**** Material for the task
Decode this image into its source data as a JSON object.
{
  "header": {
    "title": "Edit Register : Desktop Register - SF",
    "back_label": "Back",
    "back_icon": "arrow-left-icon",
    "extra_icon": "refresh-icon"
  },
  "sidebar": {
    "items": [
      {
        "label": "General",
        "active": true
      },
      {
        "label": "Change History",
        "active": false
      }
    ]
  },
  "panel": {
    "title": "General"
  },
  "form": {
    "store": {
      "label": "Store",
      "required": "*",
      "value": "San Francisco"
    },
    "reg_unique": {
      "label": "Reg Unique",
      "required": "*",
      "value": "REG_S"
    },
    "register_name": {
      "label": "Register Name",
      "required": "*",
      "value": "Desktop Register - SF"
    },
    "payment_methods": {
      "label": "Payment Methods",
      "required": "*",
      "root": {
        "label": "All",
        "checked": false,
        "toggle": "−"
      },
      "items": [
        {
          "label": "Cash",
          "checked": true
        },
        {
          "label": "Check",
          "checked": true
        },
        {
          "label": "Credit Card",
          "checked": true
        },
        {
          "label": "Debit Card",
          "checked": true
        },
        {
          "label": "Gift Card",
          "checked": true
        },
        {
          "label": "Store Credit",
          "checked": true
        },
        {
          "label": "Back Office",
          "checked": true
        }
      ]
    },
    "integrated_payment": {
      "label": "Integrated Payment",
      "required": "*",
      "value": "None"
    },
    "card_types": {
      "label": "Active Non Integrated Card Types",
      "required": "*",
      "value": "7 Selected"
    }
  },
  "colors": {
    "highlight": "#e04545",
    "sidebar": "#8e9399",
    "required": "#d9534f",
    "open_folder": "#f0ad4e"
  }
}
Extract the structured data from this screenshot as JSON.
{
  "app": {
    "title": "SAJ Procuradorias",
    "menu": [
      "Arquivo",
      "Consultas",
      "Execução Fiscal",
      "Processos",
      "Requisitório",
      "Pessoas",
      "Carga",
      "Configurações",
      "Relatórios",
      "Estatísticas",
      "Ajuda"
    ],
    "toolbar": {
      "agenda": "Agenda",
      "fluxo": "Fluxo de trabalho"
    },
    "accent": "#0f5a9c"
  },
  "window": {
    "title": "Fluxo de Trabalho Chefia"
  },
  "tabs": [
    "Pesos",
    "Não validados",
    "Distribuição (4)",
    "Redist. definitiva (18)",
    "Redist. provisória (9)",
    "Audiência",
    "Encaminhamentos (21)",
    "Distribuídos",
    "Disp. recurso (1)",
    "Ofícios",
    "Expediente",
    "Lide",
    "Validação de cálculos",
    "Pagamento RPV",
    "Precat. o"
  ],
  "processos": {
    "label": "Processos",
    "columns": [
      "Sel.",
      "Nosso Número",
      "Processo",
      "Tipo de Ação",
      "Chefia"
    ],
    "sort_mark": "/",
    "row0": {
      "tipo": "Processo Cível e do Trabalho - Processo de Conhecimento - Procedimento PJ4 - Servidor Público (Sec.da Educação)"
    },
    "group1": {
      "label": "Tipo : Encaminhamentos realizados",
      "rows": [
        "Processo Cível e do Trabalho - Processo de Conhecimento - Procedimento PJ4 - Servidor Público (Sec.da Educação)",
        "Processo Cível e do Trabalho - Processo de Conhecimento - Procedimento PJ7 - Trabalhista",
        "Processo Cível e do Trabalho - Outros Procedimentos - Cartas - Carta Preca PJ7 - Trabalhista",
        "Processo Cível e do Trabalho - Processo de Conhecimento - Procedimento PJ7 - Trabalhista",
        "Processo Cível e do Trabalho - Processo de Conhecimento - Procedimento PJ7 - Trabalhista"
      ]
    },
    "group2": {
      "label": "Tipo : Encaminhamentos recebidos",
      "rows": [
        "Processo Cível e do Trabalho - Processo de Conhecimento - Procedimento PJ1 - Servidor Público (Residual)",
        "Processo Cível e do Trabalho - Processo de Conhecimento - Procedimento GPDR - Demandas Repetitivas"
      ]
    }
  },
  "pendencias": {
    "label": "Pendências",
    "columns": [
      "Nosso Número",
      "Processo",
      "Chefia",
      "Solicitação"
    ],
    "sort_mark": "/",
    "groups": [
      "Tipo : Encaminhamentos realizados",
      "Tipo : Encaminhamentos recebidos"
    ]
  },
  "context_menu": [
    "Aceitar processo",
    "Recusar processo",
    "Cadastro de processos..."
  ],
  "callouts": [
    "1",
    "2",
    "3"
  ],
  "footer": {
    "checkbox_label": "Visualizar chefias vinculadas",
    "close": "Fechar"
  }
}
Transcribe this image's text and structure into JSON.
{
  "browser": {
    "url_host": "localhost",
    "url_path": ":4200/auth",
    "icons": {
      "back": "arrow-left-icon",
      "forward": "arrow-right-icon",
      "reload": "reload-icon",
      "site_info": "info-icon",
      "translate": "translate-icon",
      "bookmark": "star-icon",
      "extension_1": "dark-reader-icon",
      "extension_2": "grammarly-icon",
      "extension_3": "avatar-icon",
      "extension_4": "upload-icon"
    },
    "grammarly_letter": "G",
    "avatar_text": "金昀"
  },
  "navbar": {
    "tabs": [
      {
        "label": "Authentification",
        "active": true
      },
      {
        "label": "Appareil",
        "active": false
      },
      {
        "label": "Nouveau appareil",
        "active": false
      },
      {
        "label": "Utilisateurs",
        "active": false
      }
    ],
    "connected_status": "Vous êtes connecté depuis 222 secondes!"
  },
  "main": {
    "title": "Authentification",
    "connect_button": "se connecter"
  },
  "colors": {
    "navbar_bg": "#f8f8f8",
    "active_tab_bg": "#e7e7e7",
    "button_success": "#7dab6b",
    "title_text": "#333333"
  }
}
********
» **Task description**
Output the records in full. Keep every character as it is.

» **Task result**
Decode this image into its source data as a JSON object.
{
  "header": {
    "title": "Edit Register : Desktop Register - SF",
    "back_label": "Back",
    "back_icon": "arrow-left-icon",
    "extra_icon": "refresh-icon"
  },
  "sidebar": {
    "items": [
      {
        "label": "General",
        "active": true
      },
      {
        "label": "Change History",
        "active": false
      }
    ]
  },
  "panel": {
    "title": "General"
  },
  "form": {
    "store": {
      "label": "Store",
      "required": "*",
      "value": "San Francisco"
    },
    "reg_unique": {
      "label": "Reg Unique",
      "required": "*",
      "value": "REG_S"
    },
    "register_name": {
      "label": "Register Name",
      "required": "*",
      "value": "Desktop Register - SF"
    },
    "payment_methods": {
      "label": "Payment Methods",
      "required": "*",
      "root": {
        "label": "All",
        "checked": false,
        "toggle": "−"
      },
      "items": [
        {
          "label": "Cash",
          "checked": true
        },
        {
          "label": "Check",
          "checked": true
        },
        {
          "label": "Credit Card",
          "checked": true
        },
        {
          "label": "Debit Card",
          "checked": true
        },
        {
          "label": "Gift Card",
          "checked": true
        },
        {
          "label": "Store Credit",
          "checked": true
        },
        {
          "label": "Back Office",
          "checked": true
        }
      ]
    },
    "integrated_payment": {
      "label": "Integrated Payment",
      "required": "*",
      "value": "None"
    },
    "card_types": {
      "label": "Active Non Integrated Card Types",
      "required": "*",
      "value": "7 Selected"
    }
  },
  "colors": {
    "highlight": "#e04545",
    "sidebar": "#8e9399",
    "required": "#d9534f",
    "open_folder": "#f0ad4e"
  }
}
Extract the structured data from this screenshot as JSON.
{
  "app": {
    "title": "SAJ Procuradorias",
    "menu": [
      "Arquivo",
      "Consultas",
      "Execução Fiscal",
      "Processos",
      "Requisitório",
      "Pessoas",
      "Carga",
      "Configurações",
      "Relatórios",
      "Estatísticas",
      "Ajuda"
    ],
    "toolbar": {
      "agenda": "Agenda",
      "fluxo": "Fluxo de trabalho"
    },
    "accent": "#0f5a9c"
  },
  "window": {
    "title": "Fluxo de Trabalho Chefia"
  },
  "tabs": [
    "Pesos",
    "Não validados",
    "Distribuição (4)",
    "Redist. definitiva (18)",
    "Redist. provisória (9)",
    "Audiência",
    "Encaminhamentos (21)",
    "Distribuídos",
    "Disp. recurso (1)",
    "Ofícios",
    "Expediente",
    "Lide",
    "Validação de cálculos",
    "Pagamento RPV",
    "Precat. o"
  ],
  "processos": {
    "label": "Processos",
    "columns": [
      "Sel.",
      "Nosso Número",
      "Processo",
      "Tipo de Ação",
      "Chefia"
    ],
    "sort_mark": "/",
    "row0": {
      "tipo": "Processo Cível e do Trabalho - Processo de Conhecimento - Procedimento PJ4 - Servidor Público (Sec.da Educação)"
    },
    "group1": {
      "label": "Tipo : Encaminhamentos realizados",
      "rows": [
        "Processo Cível e do Trabalho - Processo de Conhecimento - Procedimento PJ4 - Servidor Público (Sec.da Educação)",
        "Processo Cível e do Trabalho - Processo de Conhecimento - Procedimento PJ7 - Trabalhista",
        "Processo Cível e do Trabalho - Outros Procedimentos - Cartas - Carta Preca PJ7 - Trabalhista",
        "Processo Cível e do Trabalho - Processo de Conhecimento - Procedimento PJ7 - Trabalhista",
        "Processo Cível e do Trabalho - Processo de Conhecimento - Procedimento PJ7 - Trabalhista"
      ]
    },
    "group2": {
      "label": "Tipo : Encaminhamentos recebidos",
      "rows": [
        "Processo Cível e do Trabalho - Processo de Conhecimento - Procedimento PJ1 - Servidor Público (Residual)",
        "Processo Cível e do Trabalho - Processo de Conhecimento - Procedimento GPDR - Demandas Repetitivas"
      ]
    }
  },
  "pendencias": {
    "label": "Pendências",
    "columns": [
      "Nosso Número",
      "Processo",
      "Chefia",
      "Solicitação"
    ],
    "sort_mark": "/",
    "groups": [
      "Tipo : Encaminhamentos realizados",
      "Tipo : Encaminhamentos recebidos"
    ]
  },
  "context_menu": [
    "Aceitar processo",
    "Recusar processo",
    "Cadastro de processos..."
  ],
  "callouts": [
    "1",
    "2",
    "3"
  ],
  "footer": {
    "checkbox_label": "Visualizar chefias vinculadas",
    "close": "Fechar"
  }
}
Transcribe this image's text and structure into JSON.
{
  "browser": {
    "url_host": "localhost",
    "url_path": ":4200/auth",
    "icons": {
      "back": "arrow-left-icon",
      "forward": "arrow-right-icon",
      "reload": "reload-icon",
      "site_info": "info-icon",
      "translate": "translate-icon",
      "bookmark": "star-icon",
      "extension_1": "dark-reader-icon",
      "extension_2": "grammarly-icon",
      "extension_3": "avatar-icon",
      "extension_4": "upload-icon"
    },
    "grammarly_letter": "G",
    "avatar_text": "金昀"
  },
  "navbar": {
    "tabs": [
      {
        "label": "Authentification",
        "active": true
      },
      {
        "label": "Appareil",
        "active": false
      },
      {
        "label": "Nouveau appareil",
        "active": false
      },
      {
        "label": "Utilisateurs",
        "active": false
      }
    ],
    "connected_status": "Vous êtes connecté depuis 222 secondes!"
  },
  "main": {
    "title": "Authentification",
    "connect_button": "se connecter"
  },
  "colors": {
    "navbar_bg": "#f8f8f8",
    "active_tab_bg": "#e7e7e7",
    "button_success": "#7dab6b",
    "title_text": "#333333"
  }
}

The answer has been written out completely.